--- WORK REQUEST ---
Return the lines below in which the string "time" occurs.
==== SUPPLIED ENTRIES
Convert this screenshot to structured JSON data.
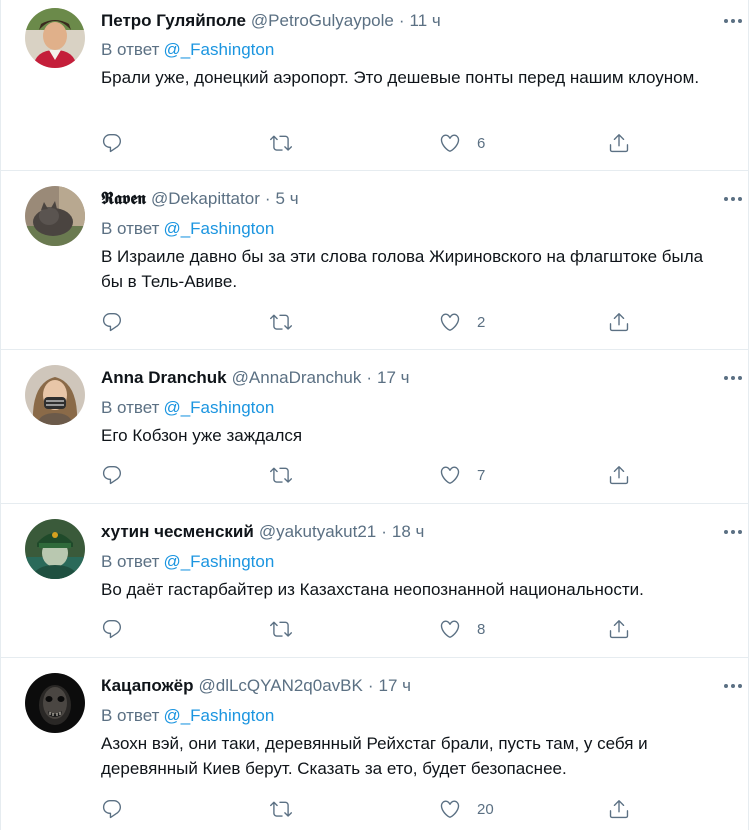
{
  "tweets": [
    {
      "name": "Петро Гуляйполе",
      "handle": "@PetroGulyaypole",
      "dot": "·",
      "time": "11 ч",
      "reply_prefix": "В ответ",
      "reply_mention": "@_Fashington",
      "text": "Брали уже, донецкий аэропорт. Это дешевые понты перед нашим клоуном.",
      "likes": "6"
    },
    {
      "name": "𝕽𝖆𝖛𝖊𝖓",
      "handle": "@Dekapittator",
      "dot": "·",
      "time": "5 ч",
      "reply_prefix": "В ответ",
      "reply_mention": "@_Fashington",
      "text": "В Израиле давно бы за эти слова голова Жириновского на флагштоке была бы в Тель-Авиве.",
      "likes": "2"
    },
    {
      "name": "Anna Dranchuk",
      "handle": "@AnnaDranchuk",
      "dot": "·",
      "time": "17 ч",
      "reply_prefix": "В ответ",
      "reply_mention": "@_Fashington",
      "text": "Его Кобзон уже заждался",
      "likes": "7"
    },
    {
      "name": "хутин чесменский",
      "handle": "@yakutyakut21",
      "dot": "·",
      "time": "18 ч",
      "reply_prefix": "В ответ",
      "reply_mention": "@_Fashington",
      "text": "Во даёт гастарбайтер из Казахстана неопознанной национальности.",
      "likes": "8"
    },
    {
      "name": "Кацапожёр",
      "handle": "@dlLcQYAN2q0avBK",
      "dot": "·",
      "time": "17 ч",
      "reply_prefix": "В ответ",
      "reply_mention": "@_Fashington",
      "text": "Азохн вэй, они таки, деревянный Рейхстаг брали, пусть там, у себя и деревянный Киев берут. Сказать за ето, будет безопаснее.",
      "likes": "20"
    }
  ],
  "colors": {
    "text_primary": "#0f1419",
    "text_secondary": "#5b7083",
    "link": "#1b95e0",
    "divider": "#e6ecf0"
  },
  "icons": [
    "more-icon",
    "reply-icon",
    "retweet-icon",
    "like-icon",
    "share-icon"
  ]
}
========
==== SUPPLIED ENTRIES
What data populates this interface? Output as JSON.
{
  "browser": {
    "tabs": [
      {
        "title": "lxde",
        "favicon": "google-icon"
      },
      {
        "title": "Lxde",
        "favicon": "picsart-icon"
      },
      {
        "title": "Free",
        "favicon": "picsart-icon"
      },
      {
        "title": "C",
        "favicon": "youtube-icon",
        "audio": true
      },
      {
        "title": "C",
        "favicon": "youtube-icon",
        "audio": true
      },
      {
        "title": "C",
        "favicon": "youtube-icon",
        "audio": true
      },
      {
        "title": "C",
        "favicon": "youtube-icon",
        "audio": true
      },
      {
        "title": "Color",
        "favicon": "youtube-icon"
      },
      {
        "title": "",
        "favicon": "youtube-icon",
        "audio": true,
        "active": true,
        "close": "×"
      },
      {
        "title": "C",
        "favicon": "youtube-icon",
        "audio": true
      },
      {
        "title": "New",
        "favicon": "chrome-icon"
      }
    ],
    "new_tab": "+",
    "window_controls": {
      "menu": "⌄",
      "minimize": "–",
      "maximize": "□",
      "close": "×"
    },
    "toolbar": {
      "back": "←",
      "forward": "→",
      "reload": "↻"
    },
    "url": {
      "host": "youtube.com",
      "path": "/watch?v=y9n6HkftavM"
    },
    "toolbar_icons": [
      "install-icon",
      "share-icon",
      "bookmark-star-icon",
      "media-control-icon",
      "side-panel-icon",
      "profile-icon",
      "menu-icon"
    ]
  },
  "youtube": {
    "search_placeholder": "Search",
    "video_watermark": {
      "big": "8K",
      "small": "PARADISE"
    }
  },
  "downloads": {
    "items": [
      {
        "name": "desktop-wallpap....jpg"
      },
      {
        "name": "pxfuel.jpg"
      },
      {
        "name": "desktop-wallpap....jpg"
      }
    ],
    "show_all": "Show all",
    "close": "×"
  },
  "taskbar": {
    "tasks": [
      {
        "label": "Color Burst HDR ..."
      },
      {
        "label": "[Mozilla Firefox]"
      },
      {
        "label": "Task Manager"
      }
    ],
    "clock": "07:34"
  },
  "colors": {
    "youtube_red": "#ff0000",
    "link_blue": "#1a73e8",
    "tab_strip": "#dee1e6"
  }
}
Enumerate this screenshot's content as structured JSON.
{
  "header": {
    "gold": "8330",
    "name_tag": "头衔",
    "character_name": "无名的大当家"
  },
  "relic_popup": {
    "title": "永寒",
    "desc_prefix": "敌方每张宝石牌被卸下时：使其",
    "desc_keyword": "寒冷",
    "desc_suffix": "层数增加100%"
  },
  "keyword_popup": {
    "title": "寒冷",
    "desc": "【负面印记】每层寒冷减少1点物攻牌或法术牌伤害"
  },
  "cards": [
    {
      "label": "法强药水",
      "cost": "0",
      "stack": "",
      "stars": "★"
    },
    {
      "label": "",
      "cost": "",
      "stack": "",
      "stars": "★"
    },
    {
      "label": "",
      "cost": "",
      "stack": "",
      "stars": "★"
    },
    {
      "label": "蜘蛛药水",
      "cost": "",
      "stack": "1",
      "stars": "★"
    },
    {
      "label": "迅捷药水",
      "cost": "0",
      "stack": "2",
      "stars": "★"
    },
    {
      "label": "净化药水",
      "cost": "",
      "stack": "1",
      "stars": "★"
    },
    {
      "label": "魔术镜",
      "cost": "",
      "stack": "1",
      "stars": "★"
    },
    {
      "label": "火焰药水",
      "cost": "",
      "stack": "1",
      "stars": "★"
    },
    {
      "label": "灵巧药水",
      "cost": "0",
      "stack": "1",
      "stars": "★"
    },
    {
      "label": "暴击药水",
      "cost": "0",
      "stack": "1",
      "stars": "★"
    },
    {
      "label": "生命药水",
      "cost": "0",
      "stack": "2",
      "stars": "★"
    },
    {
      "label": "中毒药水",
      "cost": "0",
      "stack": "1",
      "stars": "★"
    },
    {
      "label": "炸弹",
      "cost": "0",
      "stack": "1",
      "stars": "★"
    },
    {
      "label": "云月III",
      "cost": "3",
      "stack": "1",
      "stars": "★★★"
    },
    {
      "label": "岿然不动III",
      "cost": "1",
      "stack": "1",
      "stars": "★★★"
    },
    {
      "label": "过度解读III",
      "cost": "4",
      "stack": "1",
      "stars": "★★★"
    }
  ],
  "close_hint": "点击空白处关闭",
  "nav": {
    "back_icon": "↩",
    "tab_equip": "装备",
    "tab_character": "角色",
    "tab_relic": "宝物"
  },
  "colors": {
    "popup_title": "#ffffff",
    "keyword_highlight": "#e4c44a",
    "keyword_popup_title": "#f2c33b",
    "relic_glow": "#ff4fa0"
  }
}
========
--- PROBLEM SOLUTION ---
      "time": "11 ч",
      "time": "5 ч",
      "time": "17 ч",
      "time": "18 ч",
      "time": "17 ч",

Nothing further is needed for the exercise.